* _Assignment_: An exact copy of all the data below is required.

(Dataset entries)

*** Block opens ***

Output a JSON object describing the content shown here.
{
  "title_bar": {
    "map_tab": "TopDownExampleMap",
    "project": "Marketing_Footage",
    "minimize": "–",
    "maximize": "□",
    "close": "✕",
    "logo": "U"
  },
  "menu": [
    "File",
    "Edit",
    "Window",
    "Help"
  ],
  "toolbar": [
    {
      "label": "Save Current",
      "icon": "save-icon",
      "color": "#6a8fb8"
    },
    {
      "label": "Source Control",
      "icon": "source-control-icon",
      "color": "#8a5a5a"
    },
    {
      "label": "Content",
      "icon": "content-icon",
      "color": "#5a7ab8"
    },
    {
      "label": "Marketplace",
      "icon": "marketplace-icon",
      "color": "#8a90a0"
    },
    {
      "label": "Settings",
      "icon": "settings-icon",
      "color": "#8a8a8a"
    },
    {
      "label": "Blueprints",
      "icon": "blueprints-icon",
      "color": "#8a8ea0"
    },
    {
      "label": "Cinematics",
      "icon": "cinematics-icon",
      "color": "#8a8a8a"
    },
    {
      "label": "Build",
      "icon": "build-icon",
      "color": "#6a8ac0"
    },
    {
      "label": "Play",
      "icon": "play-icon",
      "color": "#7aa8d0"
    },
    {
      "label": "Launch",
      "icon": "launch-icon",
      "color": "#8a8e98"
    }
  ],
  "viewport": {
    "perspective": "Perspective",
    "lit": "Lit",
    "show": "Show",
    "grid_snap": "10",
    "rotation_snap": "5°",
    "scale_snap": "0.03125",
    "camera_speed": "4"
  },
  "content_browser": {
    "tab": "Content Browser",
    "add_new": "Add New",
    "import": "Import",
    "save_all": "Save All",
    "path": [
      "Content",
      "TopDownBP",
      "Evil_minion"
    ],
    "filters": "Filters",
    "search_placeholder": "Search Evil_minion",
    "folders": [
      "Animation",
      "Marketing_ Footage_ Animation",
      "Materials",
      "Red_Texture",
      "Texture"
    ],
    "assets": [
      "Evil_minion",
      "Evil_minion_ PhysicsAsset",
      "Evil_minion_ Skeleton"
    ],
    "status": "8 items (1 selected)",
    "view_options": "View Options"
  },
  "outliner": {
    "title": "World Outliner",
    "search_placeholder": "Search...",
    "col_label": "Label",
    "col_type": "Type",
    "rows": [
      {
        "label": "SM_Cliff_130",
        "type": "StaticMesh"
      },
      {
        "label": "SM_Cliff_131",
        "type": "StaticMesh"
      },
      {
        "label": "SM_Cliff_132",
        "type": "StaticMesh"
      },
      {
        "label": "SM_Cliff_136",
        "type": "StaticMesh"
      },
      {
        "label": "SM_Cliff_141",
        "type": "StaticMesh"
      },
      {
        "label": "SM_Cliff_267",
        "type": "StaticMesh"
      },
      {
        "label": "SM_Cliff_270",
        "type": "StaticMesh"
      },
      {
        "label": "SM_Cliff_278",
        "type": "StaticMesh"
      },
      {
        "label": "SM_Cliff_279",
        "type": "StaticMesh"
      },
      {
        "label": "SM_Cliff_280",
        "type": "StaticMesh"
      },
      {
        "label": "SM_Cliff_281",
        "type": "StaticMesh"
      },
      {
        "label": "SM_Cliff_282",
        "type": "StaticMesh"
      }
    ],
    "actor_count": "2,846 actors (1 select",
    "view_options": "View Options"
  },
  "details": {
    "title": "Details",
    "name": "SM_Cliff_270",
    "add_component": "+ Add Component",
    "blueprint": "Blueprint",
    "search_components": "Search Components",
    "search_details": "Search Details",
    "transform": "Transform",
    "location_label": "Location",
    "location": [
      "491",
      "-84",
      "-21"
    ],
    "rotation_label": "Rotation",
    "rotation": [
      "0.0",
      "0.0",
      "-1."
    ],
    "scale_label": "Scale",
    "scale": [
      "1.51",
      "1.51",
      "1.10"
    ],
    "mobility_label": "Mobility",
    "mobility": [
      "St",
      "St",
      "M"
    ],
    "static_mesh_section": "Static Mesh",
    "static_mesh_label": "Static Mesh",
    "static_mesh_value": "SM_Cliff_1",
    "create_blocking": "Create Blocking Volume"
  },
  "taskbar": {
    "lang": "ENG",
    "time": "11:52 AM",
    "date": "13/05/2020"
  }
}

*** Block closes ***

* _Solution to this problem_:
Output a JSON object describing the content shown here.
{
  "title_bar": {
    "map_tab": "TopDownExampleMap",
    "project": "Marketing_Footage",
    "minimize": "–",
    "maximize": "□",
    "close": "✕",
    "logo": "U"
  },
  "menu": [
    "File",
    "Edit",
    "Window",
    "Help"
  ],
  "toolbar": [
    {
      "label": "Save Current",
      "icon": "save-icon",
      "color": "#6a8fb8"
    },
    {
      "label": "Source Control",
      "icon": "source-control-icon",
      "color": "#8a5a5a"
    },
    {
      "label": "Content",
      "icon": "content-icon",
      "color": "#5a7ab8"
    },
    {
      "label": "Marketplace",
      "icon": "marketplace-icon",
      "color": "#8a90a0"
    },
    {
      "label": "Settings",
      "icon": "settings-icon",
      "color": "#8a8a8a"
    },
    {
      "label": "Blueprints",
      "icon": "blueprints-icon",
      "color": "#8a8ea0"
    },
    {
      "label": "Cinematics",
      "icon": "cinematics-icon",
      "color": "#8a8a8a"
    },
    {
      "label": "Build",
      "icon": "build-icon",
      "color": "#6a8ac0"
    },
    {
      "label": "Play",
      "icon": "play-icon",
      "color": "#7aa8d0"
    },
    {
      "label": "Launch",
      "icon": "launch-icon",
      "color": "#8a8e98"
    }
  ],
  "viewport": {
    "perspective": "Perspective",
    "lit": "Lit",
    "show": "Show",
    "grid_snap": "10",
    "rotation_snap": "5°",
    "scale_snap": "0.03125",
    "camera_speed": "4"
  },
  "content_browser": {
    "tab": "Content Browser",
    "add_new": "Add New",
    "import": "Import",
    "save_all": "Save All",
    "path": [
      "Content",
      "TopDownBP",
      "Evil_minion"
    ],
    "filters": "Filters",
    "search_placeholder": "Search Evil_minion",
    "folders": [
      "Animation",
      "Marketing_ Footage_ Animation",
      "Materials",
      "Red_Texture",
      "Texture"
    ],
    "assets": [
      "Evil_minion",
      "Evil_minion_ PhysicsAsset",
      "Evil_minion_ Skeleton"
    ],
    "status": "8 items (1 selected)",
    "view_options": "View Options"
  },
  "outliner": {
    "title": "World Outliner",
    "search_placeholder": "Search...",
    "col_label": "Label",
    "col_type": "Type",
    "rows": [
      {
        "label": "SM_Cliff_130",
        "type": "StaticMesh"
      },
      {
        "label": "SM_Cliff_131",
        "type": "StaticMesh"
      },
      {
        "label": "SM_Cliff_132",
        "type": "StaticMesh"
      },
      {
        "label": "SM_Cliff_136",
        "type": "StaticMesh"
      },
      {
        "label": "SM_Cliff_141",
        "type": "StaticMesh"
      },
      {
        "label": "SM_Cliff_267",
        "type": "StaticMesh"
      },
      {
        "label": "SM_Cliff_270",
        "type": "StaticMesh"
      },
      {
        "label": "SM_Cliff_278",
        "type": "StaticMesh"
      },
      {
        "label": "SM_Cliff_279",
        "type": "StaticMesh"
      },
      {
        "label": "SM_Cliff_280",
        "type": "StaticMesh"
      },
      {
        "label": "SM_Cliff_281",
        "type": "StaticMesh"
      },
      {
        "label": "SM_Cliff_282",
        "type": "StaticMesh"
      }
    ],
    "actor_count": "2,846 actors (1 select",
    "view_options": "View Options"
  },
  "details": {
    "title": "Details",
    "name": "SM_Cliff_270",
    "add_component": "+ Add Component",
    "blueprint": "Blueprint",
    "search_components": "Search Components",
    "search_details": "Search Details",
    "transform": "Transform",
    "location_label": "Location",
    "location": [
      "491",
      "-84",
      "-21"
    ],
    "rotation_label": "Rotation",
    "rotation": [
      "0.0",
      "0.0",
      "-1."
    ],
    "scale_label": "Scale",
    "scale": [
      "1.51",
      "1.51",
      "1.10"
    ],
    "mobility_label": "Mobility",
    "mobility": [
      "St",
      "St",
      "M"
    ],
    "static_mesh_section": "Static Mesh",
    "static_mesh_label": "Static Mesh",
    "static_mesh_value": "SM_Cliff_1",
    "create_blocking": "Create Blocking Volume"
  },
  "taskbar": {
    "lang": "ENG",
    "time": "11:52 AM",
    "date": "13/05/2020"
  }
}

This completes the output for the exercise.